> PROBLEM STATEMENT: Copy out every entry that follows, without a single picture.

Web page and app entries
=-=-=

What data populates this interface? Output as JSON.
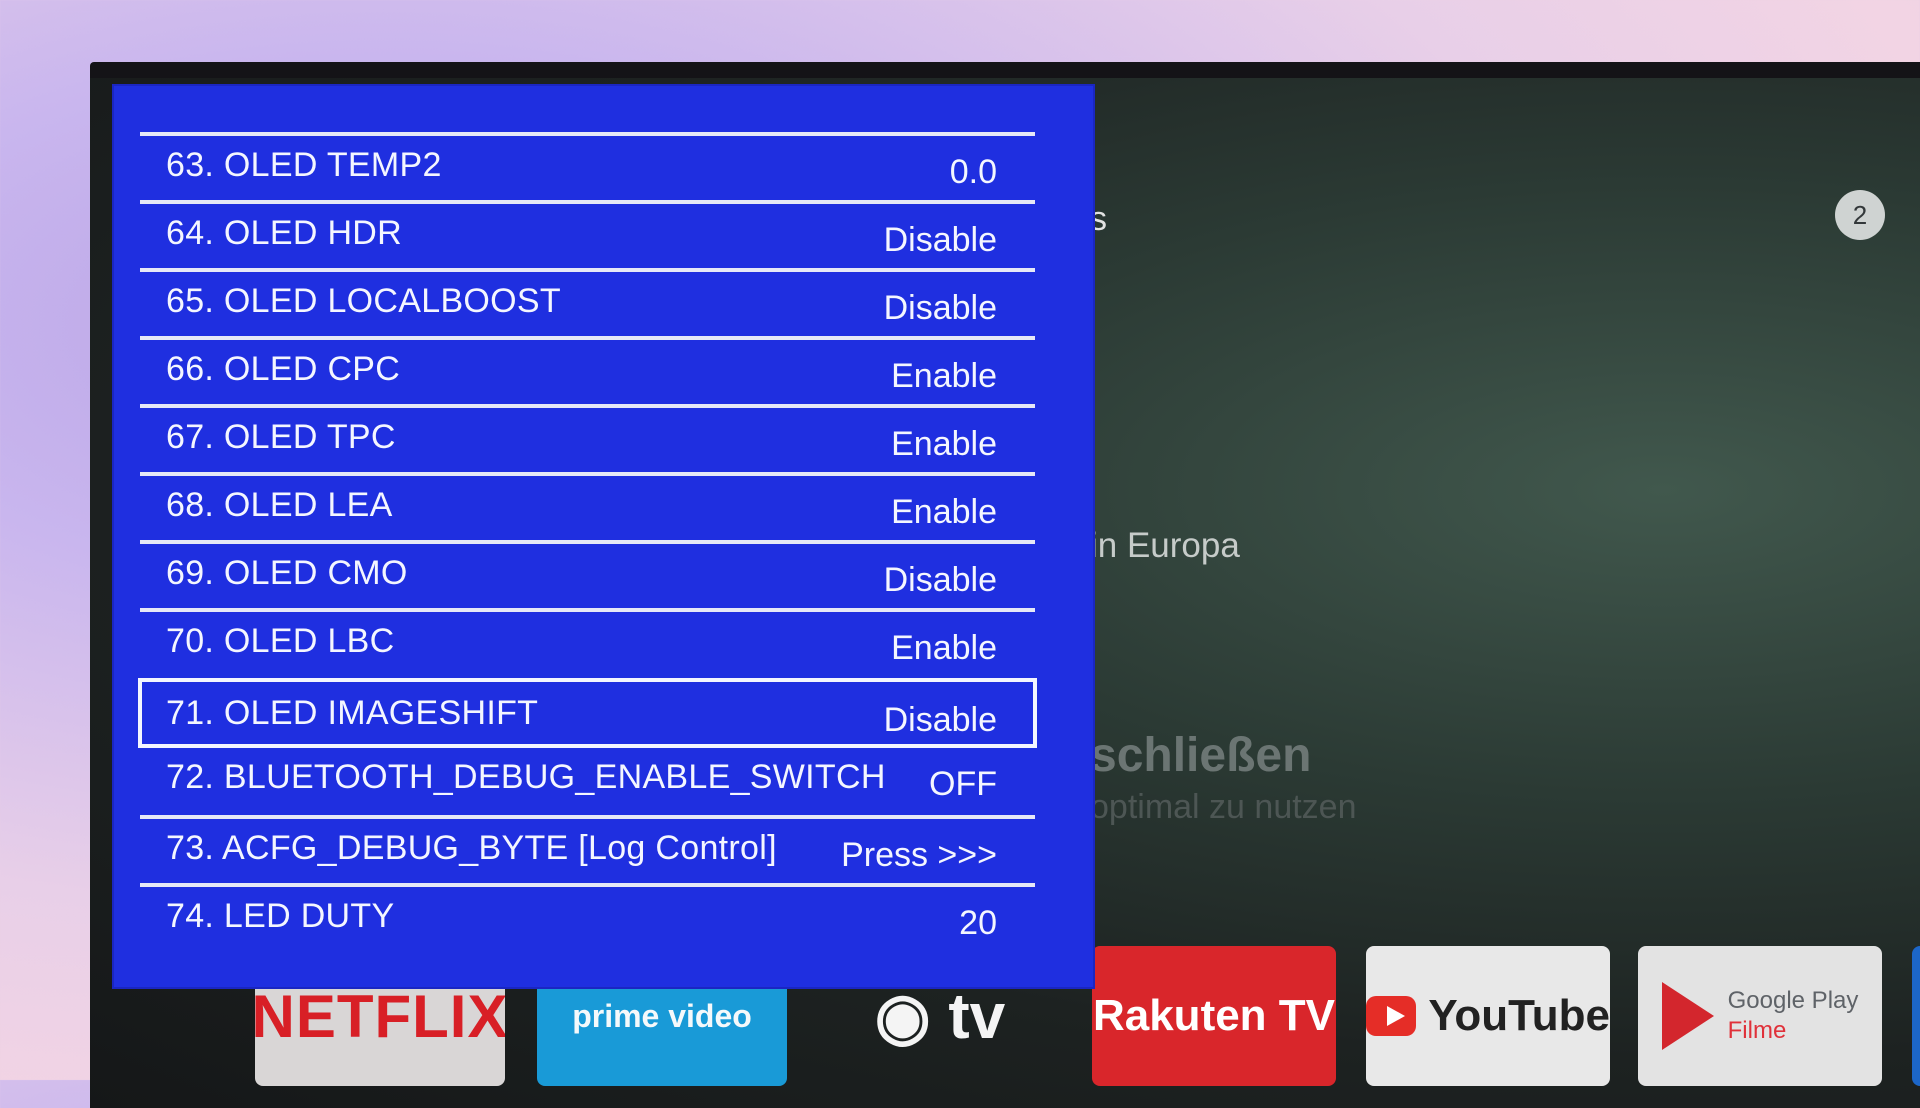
{
  "background": {
    "partial_texts": [
      "s",
      "in Europa",
      "schließen",
      "optimal zu nutzen"
    ],
    "badge": "2"
  },
  "apps": {
    "netflix": "NETFLIX",
    "prime": "prime video",
    "appletv": "tv",
    "rakuten": "Rakuten TV",
    "youtube": "YouTube",
    "gplay_line1": "Google Play",
    "gplay_line2": "Filme"
  },
  "menu": {
    "items": [
      {
        "label": "63. OLED TEMP2",
        "value": "0.0"
      },
      {
        "label": "64. OLED HDR",
        "value": "Disable"
      },
      {
        "label": "65. OLED LOCALBOOST",
        "value": "Disable"
      },
      {
        "label": "66. OLED CPC",
        "value": "Enable"
      },
      {
        "label": "67. OLED TPC",
        "value": "Enable"
      },
      {
        "label": "68. OLED LEA",
        "value": "Enable"
      },
      {
        "label": "69. OLED CMO",
        "value": "Disable"
      },
      {
        "label": "70. OLED LBC",
        "value": "Enable"
      },
      {
        "label": "71. OLED IMAGESHIFT",
        "value": "Disable"
      },
      {
        "label": "72. BLUETOOTH_DEBUG_ENABLE_SWITCH",
        "value": "OFF"
      },
      {
        "label": "73. ACFG_DEBUG_BYTE [Log Control]",
        "value": "Press >>>"
      },
      {
        "label": "74. LED DUTY",
        "value": "20"
      }
    ],
    "selected_index": 8,
    "colors": {
      "panel": "#1f2fe0",
      "text": "#f4f6ff"
    }
  }
}
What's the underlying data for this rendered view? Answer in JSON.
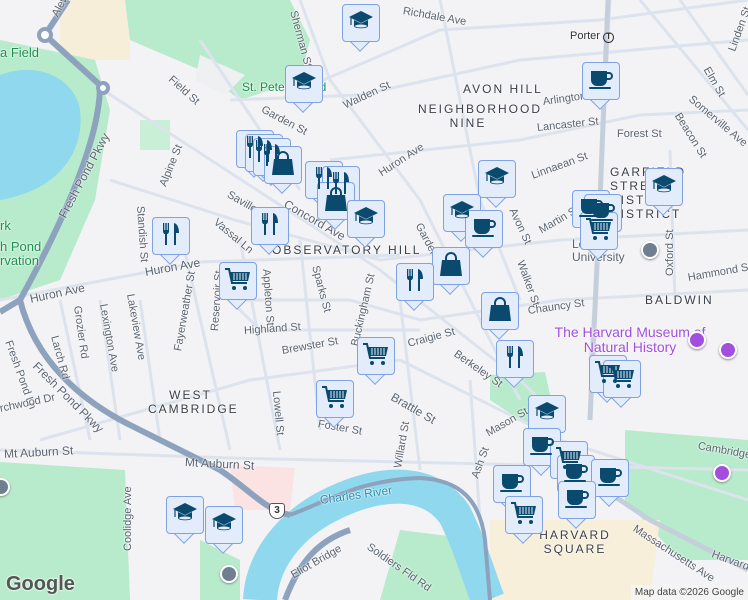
{
  "map": {
    "colors": {
      "background": "#f3f2f5",
      "park": "#b7ebcb",
      "water": "#8fd8ee",
      "parkway": "#8da2bd",
      "road": "#dde3ec",
      "marker_fill": "#e3ecfb",
      "marker_border": "#7fa2e2",
      "icon": "#0b4a6f",
      "poi_purple": "#a24fe0"
    },
    "labels": [
      "Alewife Brook Pkwy",
      "a Field",
      "St. Peter's Field",
      "Field St",
      "Garden St",
      "Sherman St",
      "Walden St",
      "Richdale Ave",
      "Porter",
      "AVON HILL",
      "NEIGHBORHOOD NINE",
      "Arlington St",
      "Lancaster St",
      "Forest St",
      "Elm St",
      "Somerville Ave",
      "Beacon St",
      "Linden St",
      "Linnaean St",
      "Huron Ave",
      "GARFIELD STREET HISTORIC DISTRICT",
      "Martin St",
      "Avon St",
      "Walker St",
      "Lesley University",
      "Oxford St",
      "Hammond St",
      "BALDWIN",
      "Chauncy St",
      "The Harvard Museum of Natural History",
      "Craigie St",
      "Berkeley St",
      "Brattle St",
      "Mason St",
      "Cambridge St",
      "Willard St",
      "Ash St",
      "HARVARD SQUARE",
      "Massachusetts Ave",
      "Harvard St",
      "Charles River",
      "Eliot Bridge",
      "Soldiers Fld Rd",
      "Mt Auburn St",
      "Mt Auburn St",
      "Coolidge Ave",
      "WEST CAMBRIDGE",
      "Lowell St",
      "Foster St",
      "Brewster St",
      "Highland St",
      "Fresh Pond Pkwy",
      "Fresh Pond Pkwy",
      "Fresh Pond Ln",
      "Larch Rd",
      "Grozier Rd",
      "Lexington Ave",
      "Lakeview Ave",
      "Fayerweather St",
      "Reservoir St",
      "Appleton St",
      "Sparks St",
      "Buckingham St",
      "Huron Ave",
      "Huron Ave",
      "Standish St",
      "Alpine St",
      "Saville St",
      "Vassal Ln",
      "Concord Ave",
      "OBSERVATORY HILL",
      "rk",
      "h Pond\nrvation",
      "Garden St",
      "rchwood Dr"
    ],
    "route_shield": "3",
    "markers": [
      "education",
      "education",
      "restaurant",
      "restaurant",
      "restaurant",
      "shopping",
      "restaurant",
      "restaurant",
      "shopping",
      "education",
      "restaurant",
      "restaurant",
      "grocery",
      "education",
      "education",
      "coffee",
      "shopping",
      "restaurant",
      "shopping",
      "coffee",
      "coffee",
      "coffee",
      "grocery",
      "education",
      "grocery",
      "restaurant",
      "grocery",
      "grocery",
      "grocery",
      "education",
      "coffee",
      "grocery",
      "coffee",
      "coffee",
      "coffee",
      "coffee",
      "grocery",
      "education",
      "education"
    ],
    "logo": "Google",
    "attribution": "Map data ©2026 Google"
  }
}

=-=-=

> TASK OUTPUT:
What data populates this interface? Output as JSON.
{
  "background": {
    "partial_texts": [
      "s",
      "in Europa",
      "schließen",
      "optimal zu nutzen"
    ],
    "badge": "2"
  },
  "apps": {
    "netflix": "NETFLIX",
    "prime": "prime video",
    "appletv": "tv",
    "rakuten": "Rakuten TV",
    "youtube": "YouTube",
    "gplay_line1": "Google Play",
    "gplay_line2": "Filme"
  },
  "menu": {
    "items": [
      {
        "label": "63. OLED TEMP2",
        "value": "0.0"
      },
      {
        "label": "64. OLED HDR",
        "value": "Disable"
      },
      {
        "label": "65. OLED LOCALBOOST",
        "value": "Disable"
      },
      {
        "label": "66. OLED CPC",
        "value": "Enable"
      },
      {
        "label": "67. OLED TPC",
        "value": "Enable"
      },
      {
        "label": "68. OLED LEA",
        "value": "Enable"
      },
      {
        "label": "69. OLED CMO",
        "value": "Disable"
      },
      {
        "label": "70. OLED LBC",
        "value": "Enable"
      },
      {
        "label": "71. OLED IMAGESHIFT",
        "value": "Disable"
      },
      {
        "label": "72. BLUETOOTH_DEBUG_ENABLE_SWITCH",
        "value": "OFF"
      },
      {
        "label": "73. ACFG_DEBUG_BYTE [Log Control]",
        "value": "Press >>>"
      },
      {
        "label": "74. LED DUTY",
        "value": "20"
      }
    ],
    "selected_index": 8,
    "colors": {
      "panel": "#1f2fe0",
      "text": "#f4f6ff"
    }
  }
}
What's the underlying data for this rendered view? Answer in JSON.
{
  "map": {
    "colors": {
      "background": "#f3f2f5",
      "park": "#b7ebcb",
      "water": "#8fd8ee",
      "parkway": "#8da2bd",
      "road": "#dde3ec",
      "marker_fill": "#e3ecfb",
      "marker_border": "#7fa2e2",
      "icon": "#0b4a6f",
      "poi_purple": "#a24fe0"
    },
    "labels": [
      "Alewife Brook Pkwy",
      "a Field",
      "St. Peter's Field",
      "Field St",
      "Garden St",
      "Sherman St",
      "Walden St",
      "Richdale Ave",
      "Porter",
      "AVON HILL",
      "NEIGHBORHOOD NINE",
      "Arlington St",
      "Lancaster St",
      "Forest St",
      "Elm St",
      "Somerville Ave",
      "Beacon St",
      "Linden St",
      "Linnaean St",
      "Huron Ave",
      "GARFIELD STREET HISTORIC DISTRICT",
      "Martin St",
      "Avon St",
      "Walker St",
      "Lesley University",
      "Oxford St",
      "Hammond St",
      "BALDWIN",
      "Chauncy St",
      "The Harvard Museum of Natural History",
      "Craigie St",
      "Berkeley St",
      "Brattle St",
      "Mason St",
      "Cambridge St",
      "Willard St",
      "Ash St",
      "HARVARD SQUARE",
      "Massachusetts Ave",
      "Harvard St",
      "Charles River",
      "Eliot Bridge",
      "Soldiers Fld Rd",
      "Mt Auburn St",
      "Mt Auburn St",
      "Coolidge Ave",
      "WEST CAMBRIDGE",
      "Lowell St",
      "Foster St",
      "Brewster St",
      "Highland St",
      "Fresh Pond Pkwy",
      "Fresh Pond Pkwy",
      "Fresh Pond Ln",
      "Larch Rd",
      "Grozier Rd",
      "Lexington Ave",
      "Lakeview Ave",
      "Fayerweather St",
      "Reservoir St",
      "Appleton St",
      "Sparks St",
      "Buckingham St",
      "Huron Ave",
      "Huron Ave",
      "Standish St",
      "Alpine St",
      "Saville St",
      "Vassal Ln",
      "Concord Ave",
      "OBSERVATORY HILL",
      "rk",
      "h Pond\nrvation",
      "Garden St",
      "rchwood Dr"
    ],
    "route_shield": "3",
    "markers": [
      "education",
      "education",
      "restaurant",
      "restaurant",
      "restaurant",
      "shopping",
      "restaurant",
      "restaurant",
      "shopping",
      "education",
      "restaurant",
      "restaurant",
      "grocery",
      "education",
      "education",
      "coffee",
      "shopping",
      "restaurant",
      "shopping",
      "coffee",
      "coffee",
      "coffee",
      "grocery",
      "education",
      "grocery",
      "restaurant",
      "grocery",
      "grocery",
      "grocery",
      "education",
      "coffee",
      "grocery",
      "coffee",
      "coffee",
      "coffee",
      "coffee",
      "grocery",
      "education",
      "education"
    ],
    "logo": "Google",
    "attribution": "Map data ©2026 Google"
  }
}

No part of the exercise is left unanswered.